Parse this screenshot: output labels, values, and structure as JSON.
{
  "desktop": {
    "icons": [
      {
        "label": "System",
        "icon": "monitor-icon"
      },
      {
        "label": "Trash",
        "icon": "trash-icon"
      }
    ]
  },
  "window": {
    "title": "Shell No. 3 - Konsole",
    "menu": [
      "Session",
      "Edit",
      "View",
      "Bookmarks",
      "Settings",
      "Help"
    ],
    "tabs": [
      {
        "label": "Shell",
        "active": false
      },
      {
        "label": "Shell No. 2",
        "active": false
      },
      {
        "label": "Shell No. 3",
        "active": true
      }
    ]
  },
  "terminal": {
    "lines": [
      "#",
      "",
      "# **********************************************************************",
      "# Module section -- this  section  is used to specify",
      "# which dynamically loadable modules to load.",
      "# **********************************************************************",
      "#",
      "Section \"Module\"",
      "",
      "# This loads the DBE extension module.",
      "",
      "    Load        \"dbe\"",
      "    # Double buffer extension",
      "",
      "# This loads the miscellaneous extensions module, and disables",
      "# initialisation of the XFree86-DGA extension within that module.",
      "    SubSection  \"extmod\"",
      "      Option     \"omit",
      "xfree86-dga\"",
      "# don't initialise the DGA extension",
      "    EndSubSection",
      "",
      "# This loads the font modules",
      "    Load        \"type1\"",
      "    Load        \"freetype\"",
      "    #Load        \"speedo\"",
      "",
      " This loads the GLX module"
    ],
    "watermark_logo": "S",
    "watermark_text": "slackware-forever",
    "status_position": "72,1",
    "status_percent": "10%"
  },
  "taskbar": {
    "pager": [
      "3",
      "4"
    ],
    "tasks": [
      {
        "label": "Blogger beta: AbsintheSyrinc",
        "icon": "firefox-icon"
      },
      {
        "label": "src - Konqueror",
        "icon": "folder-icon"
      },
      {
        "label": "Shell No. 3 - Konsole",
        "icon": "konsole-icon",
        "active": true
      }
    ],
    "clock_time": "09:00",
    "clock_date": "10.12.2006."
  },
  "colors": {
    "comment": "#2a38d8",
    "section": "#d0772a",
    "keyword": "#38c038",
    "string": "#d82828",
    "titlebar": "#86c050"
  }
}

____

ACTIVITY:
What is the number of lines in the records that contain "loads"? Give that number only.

YOUR SOLUTION:
4